Of course, being part of the Draper clan means there are always potential investors at the ready. "I chase Billy down once a week, saying, 'Is it ready, is it ready?' " MC Hammer tells me. "I want to invest and be in on it from inception."
As the younger generation of Drapers begin to make their way through the Valley, they increasingly swap places with their elders. Jesse has sent startups like Stik.com and Theranos to DFJ, which eventually invested in both. Adam also funnels a constant stream of startups to his dad. In fact, if the Drapers are betting on anyone to carry on the Draper dynasty, all fingers point to Tim's oldest son. "I think Adam's going to be a venture capitalist," says Bill. Foley, Adam's Xpert cofounder, agrees: "He's already on a couple of boards, already getting involved in companies.
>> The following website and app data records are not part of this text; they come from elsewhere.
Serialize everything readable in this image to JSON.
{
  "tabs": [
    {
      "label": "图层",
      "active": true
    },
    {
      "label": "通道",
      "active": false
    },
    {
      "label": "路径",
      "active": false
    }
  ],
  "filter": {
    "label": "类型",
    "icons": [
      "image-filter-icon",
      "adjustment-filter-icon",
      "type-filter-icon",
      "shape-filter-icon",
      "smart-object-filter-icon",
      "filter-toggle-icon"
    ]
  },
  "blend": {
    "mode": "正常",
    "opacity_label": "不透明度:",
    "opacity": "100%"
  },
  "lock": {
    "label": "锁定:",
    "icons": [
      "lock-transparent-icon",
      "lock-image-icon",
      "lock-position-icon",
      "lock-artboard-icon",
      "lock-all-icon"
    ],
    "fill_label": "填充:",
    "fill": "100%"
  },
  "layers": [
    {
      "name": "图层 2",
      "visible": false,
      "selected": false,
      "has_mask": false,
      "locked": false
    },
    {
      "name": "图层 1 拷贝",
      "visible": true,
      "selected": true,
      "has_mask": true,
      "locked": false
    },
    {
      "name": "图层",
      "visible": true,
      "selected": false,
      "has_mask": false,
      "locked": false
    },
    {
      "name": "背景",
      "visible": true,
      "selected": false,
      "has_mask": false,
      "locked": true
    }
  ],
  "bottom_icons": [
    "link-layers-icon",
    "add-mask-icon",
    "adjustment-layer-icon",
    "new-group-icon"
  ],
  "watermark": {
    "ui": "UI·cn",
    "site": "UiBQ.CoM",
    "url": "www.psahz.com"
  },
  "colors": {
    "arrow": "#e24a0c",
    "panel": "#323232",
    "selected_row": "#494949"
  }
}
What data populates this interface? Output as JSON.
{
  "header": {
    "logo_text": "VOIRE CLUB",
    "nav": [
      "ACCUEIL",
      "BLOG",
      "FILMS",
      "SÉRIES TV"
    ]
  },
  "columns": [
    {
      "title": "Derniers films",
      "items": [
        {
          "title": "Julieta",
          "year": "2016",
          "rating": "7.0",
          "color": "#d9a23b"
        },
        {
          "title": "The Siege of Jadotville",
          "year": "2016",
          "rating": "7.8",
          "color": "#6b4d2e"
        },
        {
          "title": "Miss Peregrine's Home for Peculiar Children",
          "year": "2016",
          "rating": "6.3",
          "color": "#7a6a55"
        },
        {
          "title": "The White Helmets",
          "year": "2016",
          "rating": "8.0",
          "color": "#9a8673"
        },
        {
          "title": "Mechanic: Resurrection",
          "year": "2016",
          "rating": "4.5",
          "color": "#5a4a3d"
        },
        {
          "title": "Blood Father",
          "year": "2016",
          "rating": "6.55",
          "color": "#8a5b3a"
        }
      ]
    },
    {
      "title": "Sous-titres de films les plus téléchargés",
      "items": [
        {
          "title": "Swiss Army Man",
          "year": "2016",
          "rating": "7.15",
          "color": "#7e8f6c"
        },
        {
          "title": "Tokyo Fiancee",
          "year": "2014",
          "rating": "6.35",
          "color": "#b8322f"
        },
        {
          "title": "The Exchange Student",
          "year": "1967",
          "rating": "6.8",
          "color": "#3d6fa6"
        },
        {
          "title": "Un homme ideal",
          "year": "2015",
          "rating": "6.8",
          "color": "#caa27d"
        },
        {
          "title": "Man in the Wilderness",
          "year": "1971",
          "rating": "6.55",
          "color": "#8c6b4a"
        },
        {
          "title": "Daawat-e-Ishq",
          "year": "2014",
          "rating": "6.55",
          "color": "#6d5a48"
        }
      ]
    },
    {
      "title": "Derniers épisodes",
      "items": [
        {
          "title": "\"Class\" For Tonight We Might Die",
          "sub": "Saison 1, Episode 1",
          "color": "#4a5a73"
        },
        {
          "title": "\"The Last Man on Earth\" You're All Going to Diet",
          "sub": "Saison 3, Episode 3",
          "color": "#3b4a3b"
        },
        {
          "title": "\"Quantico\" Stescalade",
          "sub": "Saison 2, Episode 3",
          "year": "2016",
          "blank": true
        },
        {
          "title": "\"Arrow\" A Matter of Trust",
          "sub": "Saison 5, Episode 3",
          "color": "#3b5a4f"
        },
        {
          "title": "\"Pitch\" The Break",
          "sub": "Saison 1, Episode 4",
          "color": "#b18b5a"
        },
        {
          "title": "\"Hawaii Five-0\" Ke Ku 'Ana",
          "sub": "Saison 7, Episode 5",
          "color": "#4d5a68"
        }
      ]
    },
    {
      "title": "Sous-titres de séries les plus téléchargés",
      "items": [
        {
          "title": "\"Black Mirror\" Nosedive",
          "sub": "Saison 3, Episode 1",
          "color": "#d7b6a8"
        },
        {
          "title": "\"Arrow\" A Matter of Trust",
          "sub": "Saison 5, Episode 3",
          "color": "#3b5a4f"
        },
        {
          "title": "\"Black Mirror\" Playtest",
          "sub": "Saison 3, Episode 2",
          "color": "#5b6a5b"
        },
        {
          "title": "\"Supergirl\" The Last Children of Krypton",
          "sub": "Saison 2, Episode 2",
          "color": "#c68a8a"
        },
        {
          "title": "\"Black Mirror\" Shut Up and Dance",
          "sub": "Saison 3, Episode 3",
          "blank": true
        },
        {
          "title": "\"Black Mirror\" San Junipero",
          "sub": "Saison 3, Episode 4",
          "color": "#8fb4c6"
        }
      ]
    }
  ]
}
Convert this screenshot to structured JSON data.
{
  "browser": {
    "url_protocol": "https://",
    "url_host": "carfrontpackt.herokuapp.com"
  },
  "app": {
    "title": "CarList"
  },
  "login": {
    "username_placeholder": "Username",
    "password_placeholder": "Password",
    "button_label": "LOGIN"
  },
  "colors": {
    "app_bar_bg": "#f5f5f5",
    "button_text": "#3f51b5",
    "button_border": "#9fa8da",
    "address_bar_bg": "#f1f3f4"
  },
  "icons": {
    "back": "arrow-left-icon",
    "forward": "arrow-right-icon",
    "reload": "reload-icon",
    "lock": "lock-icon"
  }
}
He doesn't have the capital to invest yet, but he has the bug of supporting other people and their ideas."
If Adam does end up as the next Draper VC, it would be perfectly fair to ask if the elite of Silicon Valley aren't so very different from the East Coast establishment they once fled. Typically, explains longtime Valley observer Bob Cringely, someone has to work for years on the tech side before gaining the credibility to become a venture investor. But, "the next generation tends to skip the operational role in the company," he explains. "Silicon Valley bloodlines do open doors for these people."
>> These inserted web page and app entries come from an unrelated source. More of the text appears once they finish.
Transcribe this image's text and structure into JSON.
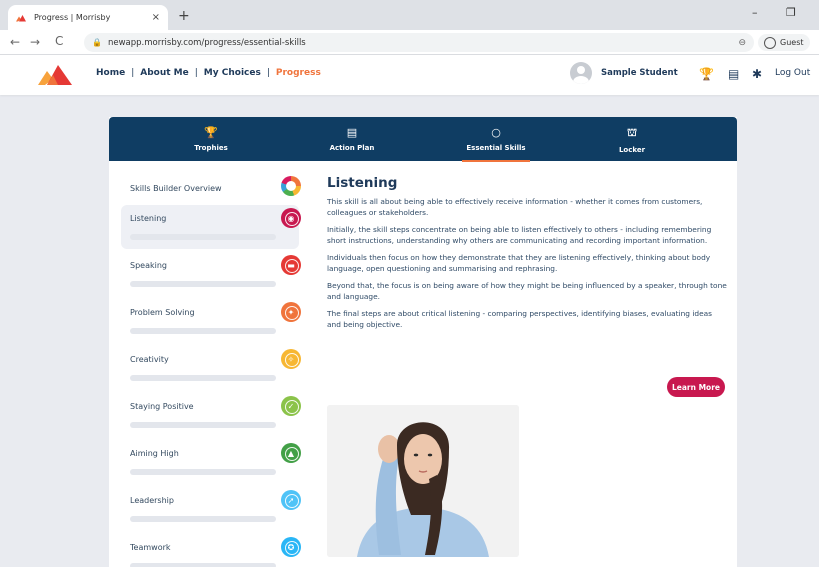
{
  "browser": {
    "tab_title": "Progress | Morrisby",
    "tab_close": "×",
    "new_tab": "+",
    "url": "newapp.morrisby.com/progress/essential-skills",
    "profile": "Guest",
    "nav_back": "←",
    "nav_forward": "→",
    "nav_reload": "C",
    "zoom_icon": "⊖",
    "win_minimize": "–",
    "win_restore": "❐"
  },
  "header": {
    "nav": [
      "Home",
      "About Me",
      "My Choices",
      "Progress"
    ],
    "separator": "|",
    "active_nav": "Progress",
    "user_name": "Sample Student",
    "logout": "Log Out",
    "icons": {
      "trophy": "🏆",
      "document": "▤",
      "settings": "✱"
    }
  },
  "subnav": {
    "tabs": [
      {
        "label": "Trophies",
        "icon": "🏆"
      },
      {
        "label": "Action Plan",
        "icon": "▤"
      },
      {
        "label": "Essential Skills",
        "icon": "○"
      },
      {
        "label": "Locker",
        "icon": "⛫"
      }
    ],
    "active": "Essential Skills"
  },
  "skills": [
    {
      "label": "Skills Builder Overview",
      "color": "#f0743c",
      "glyph": ""
    },
    {
      "label": "Listening",
      "color": "#c8184f",
      "glyph": "◉"
    },
    {
      "label": "Speaking",
      "color": "#e53935",
      "glyph": "▬"
    },
    {
      "label": "Problem Solving",
      "color": "#f0743c",
      "glyph": "✦"
    },
    {
      "label": "Creativity",
      "color": "#f7b733",
      "glyph": "✧"
    },
    {
      "label": "Staying Positive",
      "color": "#8bc34a",
      "glyph": "✓"
    },
    {
      "label": "Aiming High",
      "color": "#43a047",
      "glyph": "▲"
    },
    {
      "label": "Leadership",
      "color": "#4fc3f7",
      "glyph": "➚"
    },
    {
      "label": "Teamwork",
      "color": "#29b6f6",
      "glyph": "✪"
    }
  ],
  "selected_skill": "Listening",
  "article": {
    "title": "Listening",
    "paragraphs": [
      "This skill is all about being able to effectively receive information - whether it comes from customers, colleagues or stakeholders.",
      "Initially, the skill steps concentrate on being able to listen effectively to others - including remembering short instructions, understanding why others are communicating and recording important information.",
      "Individuals then focus on how they demonstrate that they are listening effectively, thinking about body language, open questioning and summarising and rephrasing.",
      "Beyond that, the focus is on being aware of how they might be being influenced by a speaker, through tone and language.",
      "The final steps are about critical listening - comparing perspectives, identifying biases, evaluating ideas and being objective."
    ],
    "learn_more": "Learn More"
  },
  "colors": {
    "navy": "#0f3d63",
    "accent_orange": "#f0743c",
    "button_red": "#c8184f",
    "page_bg": "#e9ebf0"
  }
}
Still, that doesn't guarantee success. "Silicon Valley is much more of a meritocracy than traditional lines of business," says Jurvetson, the son of Estonian immigrants who designed chips before becoming a VC. "Has the founder of any major tech company been the son or daughter of another tech entrepreneur?" he asks. "Change favors the new entrant." TheFunded's Adeo Ressi puts it this way: "Meritocracy is pretty pure. Either you've done something great or you haven't. If Tim hadn't expanded around the world, and if DFJ didn't have its heyday in the sun, the dynasty would have ended."
Unlike their forefathers, the Draper kids will compete in a mature industry where innovations and startups are a dime a dozen. The VC field is cluttered with too many investors. And there is a widespread feeling among many Valley entrepreneurs that DFJ is now at the bottom end of top-tier firms, a once-great outfit that has lost its edge. So, despite all their privilege, the odds are against the Draper kids slipping into success via their gene pool.
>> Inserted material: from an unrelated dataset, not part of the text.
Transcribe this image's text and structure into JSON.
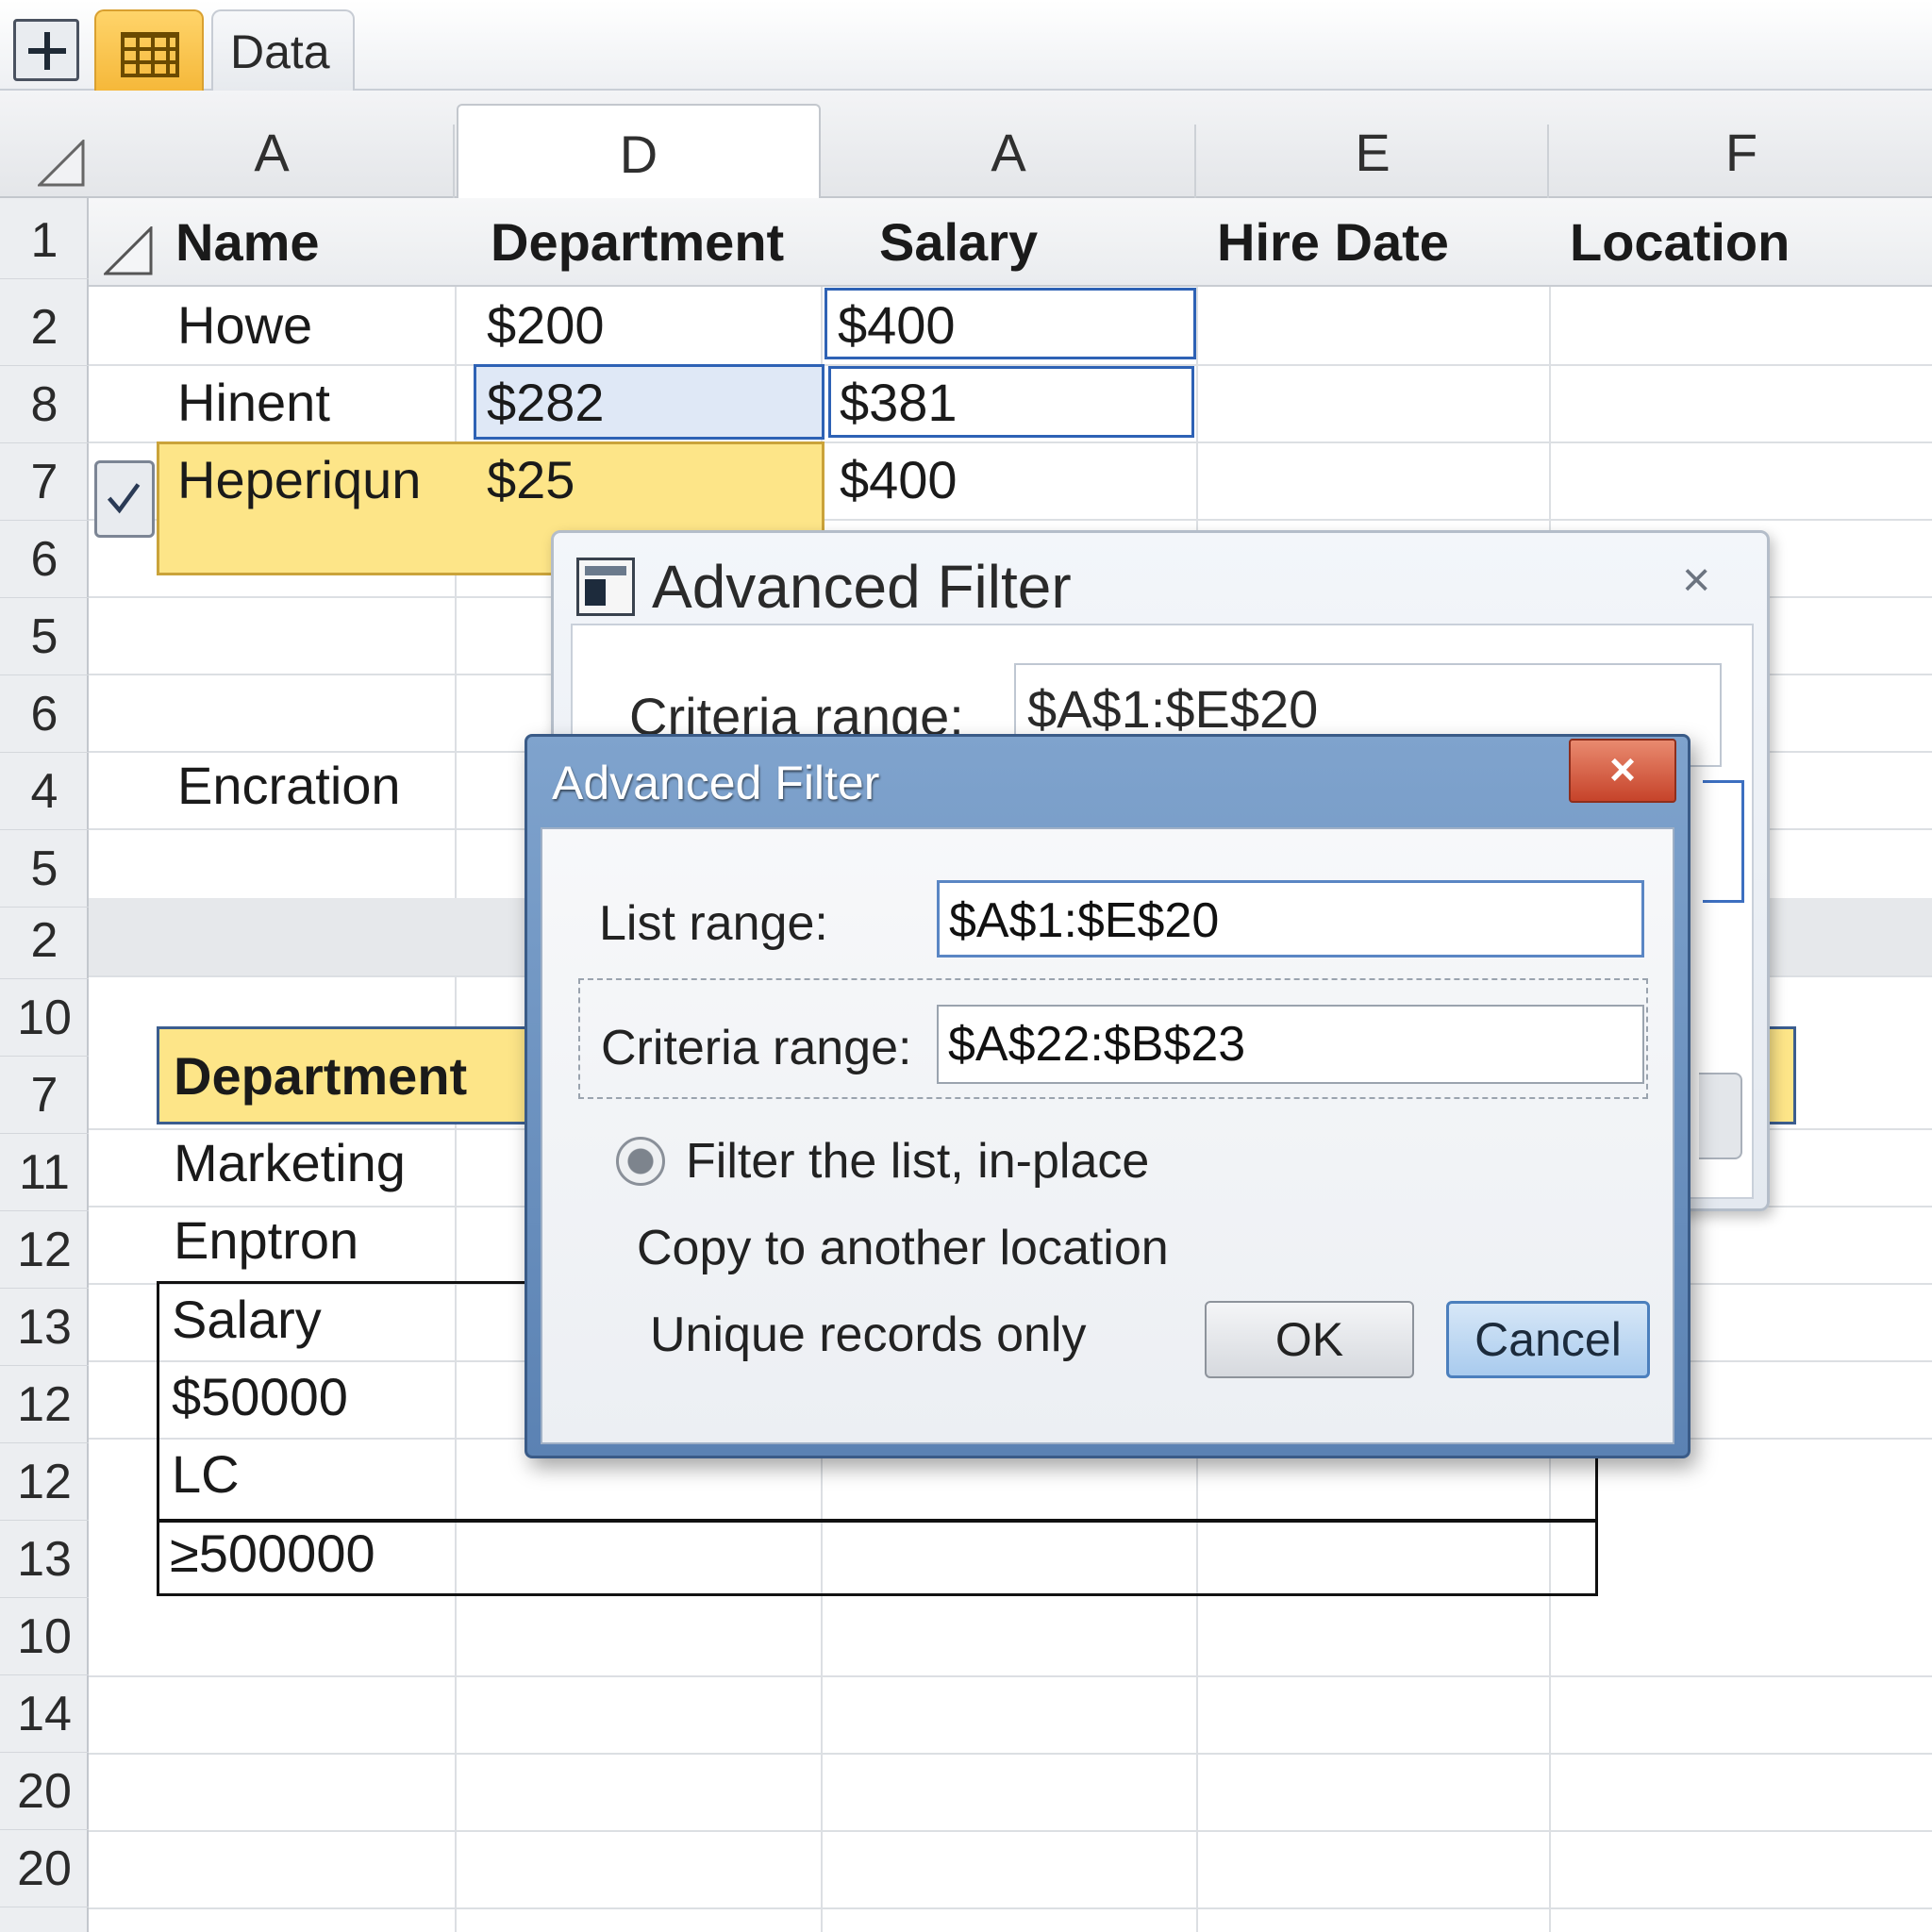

This is a family that thrives on competition, however. It may be that a little smack talk is just what will get this latest generation rolling. "My dad and brother and Adam and Billy," says Polly, "think of business as a really fun, crazy game they're playing. They never thought of it as a desperate way to make money. They love the game of it."
Over lunch one afternoon with Tim, Jesse, and Adam, the conversation snakes back to stories of Deathball, a game Tim and his kids invented for the family swimming pool. Deathball has no rules; it has even ended with broken teeth. "I beat [my kids] whenever I could," says Tim, taking a last bite of his grilled artichoke platter. "I never let them win."
"We add rules to games too," Jesse points out. "We changed the rules for Boggle—we should rewrite the instructions. People are really confused when they come to play with us."
"What are the actual rules?" says Adam, the supposed heir, as if discovering this truth for the first time. "I think I've only played our way."
A version of this article appeared in the July/August 2012 issue of Fast Company magazine.